Margaret and I began our ministry in the Philippines in 1970 on the small island of Mindoro. As new missionaries, we were discouraged. We not only struggled to learn a new language and a new culture, but we also had no income for three months. In fact, we did not even have one dollar.
Early one morning during a typhoon, Margaret shook me awake and groaned in pain. "Doug, my side hurts!"
I ignored the wind and rain blowing against our little house and jumped out of bed. Flipping through our medical book, I decided she might have appendicitis. But how could I find a doctor at this time of night? Perhaps the neighbors could help. When I woke them up at 2 a.m., they told me of a Christian Filipino doctor who had a small mission clinic about 15 kilometers away. When they let me borrow their scooter, I wrapped Margaret up and put her on the back.
I drove slowly in the pouring rain, trying to miss the potholes in the muddy dirt road. About 4 a.m., I knocked on the doctor's door. Even though Filipinos are friendly and hospitable, I was nervous at the reception we might receive at that hour.
A small man in his nightclothes opened the door. He smiled graciously and asked, "May I help you?"
"Doctor," I said, "my wife seems to be seriously ill. Can you please help?"
After examining Margaret, the doctor announced that he needed to operate for appendicitis right away. We laid her on a table, and I held a lantern while he gave her a spinal shot and performed an appendectomy.
The doctor wanted to watch Margaret closely in case of infection, so we cleared a space and set up a bed in his storeroom. For five days, this little doctor and his assistants cared for Margaret. They even fed us, as we were penniless. While Margaret rested and slept, I helped at the clinic by cutting grass, sorting medical supplies, helping with record keeping, sharing the Word of God, and caring for patients.
When it was time to leave, we were embarrassed over our lack of funds. "Doctor," I said, "you've saved my wife's life, and we're so grateful." Jokingly, I added, " I have no money to pay now, but I can give you my watch, my wedding ring, and the gold in my false teeth. But seriously, how can I pay you?"
This loving, gracious man took my hands in his, looked up at this tall new missionary and said, "Brother, there is no charge. The Lord brought you to my country to serve my people in the name of Christ, so I can serve you. There is no charge, brother, no charge!"
Margaret and I left that little out-of-the-way clinic no longer discouraged but with a renewed love for Christ, His work, and for the people He had called us to serve. Because of the kindness, graciousness, and compassion of this little man from Mindoro, we have been able to continue in ministry for 35 years.
Recently, I spoke to a church of 2,400 people in Metro Manila, Philippines. The title of my message was, "Don't Just Stand There, Put on Something," based on Colossians 3:1–14. As I spoke about the garment of kindness that we should put on, I told the story about the little doctor of Mindoro. I then said, "It has been 35 years since I have seen that doctor—until this morning. Ladies and gentlemen, may I introduce Dr. Romeo Santiago, the godly little doctor from Mindoro!"

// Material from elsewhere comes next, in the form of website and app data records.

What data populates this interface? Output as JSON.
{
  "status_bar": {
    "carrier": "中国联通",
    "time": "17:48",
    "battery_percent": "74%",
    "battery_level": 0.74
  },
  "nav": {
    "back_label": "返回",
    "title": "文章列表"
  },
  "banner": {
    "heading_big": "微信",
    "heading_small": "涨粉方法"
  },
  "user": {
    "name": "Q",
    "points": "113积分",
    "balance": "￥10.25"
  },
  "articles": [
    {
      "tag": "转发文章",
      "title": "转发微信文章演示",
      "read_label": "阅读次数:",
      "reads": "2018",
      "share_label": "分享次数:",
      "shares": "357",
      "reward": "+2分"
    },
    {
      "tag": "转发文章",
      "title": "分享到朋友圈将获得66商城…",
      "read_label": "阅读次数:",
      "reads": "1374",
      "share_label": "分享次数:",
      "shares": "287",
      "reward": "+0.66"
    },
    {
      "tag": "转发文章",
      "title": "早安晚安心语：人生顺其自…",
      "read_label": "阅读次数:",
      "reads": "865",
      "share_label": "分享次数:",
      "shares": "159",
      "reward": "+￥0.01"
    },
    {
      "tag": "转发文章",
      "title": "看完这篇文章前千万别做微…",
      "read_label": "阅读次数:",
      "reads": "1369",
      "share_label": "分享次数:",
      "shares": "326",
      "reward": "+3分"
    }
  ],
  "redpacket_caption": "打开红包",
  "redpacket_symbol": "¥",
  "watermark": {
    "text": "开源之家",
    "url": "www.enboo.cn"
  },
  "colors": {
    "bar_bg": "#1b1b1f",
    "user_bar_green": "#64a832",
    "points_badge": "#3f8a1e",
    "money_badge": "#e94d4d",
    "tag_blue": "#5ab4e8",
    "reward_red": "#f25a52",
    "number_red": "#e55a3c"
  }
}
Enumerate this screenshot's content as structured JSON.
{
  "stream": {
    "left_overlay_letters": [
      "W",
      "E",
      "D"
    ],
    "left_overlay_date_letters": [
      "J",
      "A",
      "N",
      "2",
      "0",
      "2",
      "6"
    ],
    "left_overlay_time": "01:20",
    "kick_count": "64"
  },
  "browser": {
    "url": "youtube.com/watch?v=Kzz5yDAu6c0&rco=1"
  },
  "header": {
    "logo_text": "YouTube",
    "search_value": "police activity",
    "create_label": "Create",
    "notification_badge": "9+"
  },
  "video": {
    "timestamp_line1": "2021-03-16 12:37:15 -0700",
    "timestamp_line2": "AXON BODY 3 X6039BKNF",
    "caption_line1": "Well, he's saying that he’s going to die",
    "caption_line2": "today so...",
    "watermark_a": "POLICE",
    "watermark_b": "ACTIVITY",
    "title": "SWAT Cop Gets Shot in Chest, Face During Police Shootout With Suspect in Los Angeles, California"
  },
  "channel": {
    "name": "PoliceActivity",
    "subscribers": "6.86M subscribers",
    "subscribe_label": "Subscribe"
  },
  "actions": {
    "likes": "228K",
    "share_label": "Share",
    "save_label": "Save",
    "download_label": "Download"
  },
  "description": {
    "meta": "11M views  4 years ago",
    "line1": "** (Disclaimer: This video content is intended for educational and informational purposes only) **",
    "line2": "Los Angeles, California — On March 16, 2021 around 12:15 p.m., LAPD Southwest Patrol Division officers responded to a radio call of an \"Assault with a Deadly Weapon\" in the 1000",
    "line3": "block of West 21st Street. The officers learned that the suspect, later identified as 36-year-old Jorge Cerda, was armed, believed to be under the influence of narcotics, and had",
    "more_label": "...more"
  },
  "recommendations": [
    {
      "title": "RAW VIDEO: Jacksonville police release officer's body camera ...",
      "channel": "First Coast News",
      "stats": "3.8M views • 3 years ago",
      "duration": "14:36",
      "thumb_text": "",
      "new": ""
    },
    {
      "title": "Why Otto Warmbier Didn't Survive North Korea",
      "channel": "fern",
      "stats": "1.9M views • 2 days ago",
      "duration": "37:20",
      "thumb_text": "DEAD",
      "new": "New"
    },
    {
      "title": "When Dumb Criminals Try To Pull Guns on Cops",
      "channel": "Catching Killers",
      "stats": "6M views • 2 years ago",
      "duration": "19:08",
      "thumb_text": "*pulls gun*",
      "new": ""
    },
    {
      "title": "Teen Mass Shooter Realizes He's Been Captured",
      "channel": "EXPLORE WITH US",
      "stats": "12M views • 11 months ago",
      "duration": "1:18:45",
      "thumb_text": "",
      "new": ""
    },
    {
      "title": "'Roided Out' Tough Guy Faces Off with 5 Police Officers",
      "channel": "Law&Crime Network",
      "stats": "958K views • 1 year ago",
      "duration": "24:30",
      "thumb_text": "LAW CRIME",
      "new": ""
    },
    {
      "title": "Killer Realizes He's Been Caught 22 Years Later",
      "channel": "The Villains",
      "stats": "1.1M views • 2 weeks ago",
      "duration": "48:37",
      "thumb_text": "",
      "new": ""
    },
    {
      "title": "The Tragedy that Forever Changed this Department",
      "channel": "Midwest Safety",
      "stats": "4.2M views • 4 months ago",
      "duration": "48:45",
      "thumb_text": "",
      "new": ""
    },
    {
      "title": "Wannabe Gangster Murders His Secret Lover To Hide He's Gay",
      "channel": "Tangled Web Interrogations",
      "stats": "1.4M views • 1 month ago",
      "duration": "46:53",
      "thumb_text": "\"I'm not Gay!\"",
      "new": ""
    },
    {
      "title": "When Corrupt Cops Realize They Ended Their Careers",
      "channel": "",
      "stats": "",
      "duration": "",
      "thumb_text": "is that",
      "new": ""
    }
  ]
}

Dr. Santiago was sitting near the front. His daughters had heard that I was speaking that morning and had brought him from bed rest, since he had been in a Manila hospital for various physical problems.
When the doctor staggered to his feet with the help of a cane and his daughters, the church erupted in thunderous applause. The congregation wept and continued to applaud. The pastors immediately went to shake his hands, and people encircled him, embracing him and thanking him again and again. It was a wonderful outpouring of praise to God for this doctor's faithful Christian life.
God, in His gracious and sovereign will, encouraged over 2,000 people in their Christian walk with this simple story and in personally meeting Dr. Santiago, who has served God faithfully for many years.
Dear friend, you may never be so honored. You may not have even ten people applaud your name, but you will never know the impact of what simple acts of compassion, kindness, humility, gentleness, forgiveness, forbearance, and love will have on the gospel to God's glory to the ends of the earth.
Because of the kindness of Dr. Santiago, Margaret and I were encouraged to remain in the ministry. You, too, can reach out to others with simple acts of kindness in Jesus' name for His glory. Who knows? Perhaps 15, 25, or 35 years from now someone will say to you, "Remember when you helped me? Your kindness so encouraged me in my walk with God that I have served Him for many years. Thank you so much. To God be the glory."